Somewhat more recently, my wife’s relatives in Germany stored cabbage for the long cold winter months by making sauerkraut and storing it in the cellars beneath their homes in the village. The particular large conical cabbages they use are unknown here in South Australia, but are commonly available from gardening shops in Germany, from whence my small store of seed came.
These cabbages grow to over a metre in diameter, and the cabbage head can weigh many kilograms. If left too long in the garden, they also fill up with slugs and earwigs or bolt to seed as Spring brings warmth to the soil.
Making sauerkraut is labour-intensive, as the cabbage must be cored, washed, shredded, mixed with whey, sea-salt and caraway seeds then pounded with a wooden pounder to release the juices. It is then pressed tightly into wide-mouthed jars with the wooden pounder until within 25 mm of the top of the jar then covered tightly and kept at room-temperature for three days. It may be eaten immediately but improves with age.
We don’t have a cellar to keep things cool, but we did pay a chap $200 to cut a trap-door into the floor space on the cooler southern side of the house through our wooden floor; we keep the finished sauerkraut down there between the foundation piers.(Also stored down there are rice, sultanas, grains, olives and other lacto-fermented vegetables and meats that we are still experimenting with…)

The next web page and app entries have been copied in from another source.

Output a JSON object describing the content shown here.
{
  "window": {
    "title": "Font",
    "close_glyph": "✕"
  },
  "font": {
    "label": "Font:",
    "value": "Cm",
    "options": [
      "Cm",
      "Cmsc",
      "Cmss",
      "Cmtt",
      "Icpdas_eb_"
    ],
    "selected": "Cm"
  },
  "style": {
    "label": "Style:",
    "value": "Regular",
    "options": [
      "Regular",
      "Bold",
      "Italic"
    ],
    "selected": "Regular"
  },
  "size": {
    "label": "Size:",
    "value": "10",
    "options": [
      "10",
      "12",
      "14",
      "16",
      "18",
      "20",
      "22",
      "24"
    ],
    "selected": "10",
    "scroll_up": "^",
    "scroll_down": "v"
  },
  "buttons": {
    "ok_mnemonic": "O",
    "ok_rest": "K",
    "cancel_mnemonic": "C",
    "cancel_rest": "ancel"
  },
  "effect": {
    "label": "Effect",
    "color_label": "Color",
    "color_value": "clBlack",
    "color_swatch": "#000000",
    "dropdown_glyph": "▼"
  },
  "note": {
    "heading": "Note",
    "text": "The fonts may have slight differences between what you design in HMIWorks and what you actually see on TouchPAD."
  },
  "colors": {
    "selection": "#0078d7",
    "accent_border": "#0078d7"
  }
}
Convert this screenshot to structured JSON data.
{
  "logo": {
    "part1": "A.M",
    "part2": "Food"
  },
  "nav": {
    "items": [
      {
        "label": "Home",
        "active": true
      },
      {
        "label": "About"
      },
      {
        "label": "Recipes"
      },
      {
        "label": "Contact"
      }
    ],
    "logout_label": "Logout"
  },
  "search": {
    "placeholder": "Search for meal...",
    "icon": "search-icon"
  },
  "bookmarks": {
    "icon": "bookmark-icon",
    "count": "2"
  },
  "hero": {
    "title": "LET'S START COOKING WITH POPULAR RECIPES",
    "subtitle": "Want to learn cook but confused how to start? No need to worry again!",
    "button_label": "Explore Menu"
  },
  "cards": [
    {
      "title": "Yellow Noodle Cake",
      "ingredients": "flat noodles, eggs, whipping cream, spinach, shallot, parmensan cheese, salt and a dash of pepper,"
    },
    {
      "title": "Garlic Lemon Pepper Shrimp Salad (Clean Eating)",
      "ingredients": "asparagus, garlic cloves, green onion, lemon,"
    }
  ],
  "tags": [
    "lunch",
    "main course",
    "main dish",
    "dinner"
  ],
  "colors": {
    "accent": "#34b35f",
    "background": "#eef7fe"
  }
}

It’s also a handy spot to store very large cooking pots that don’t fit into the kitchen cupboards.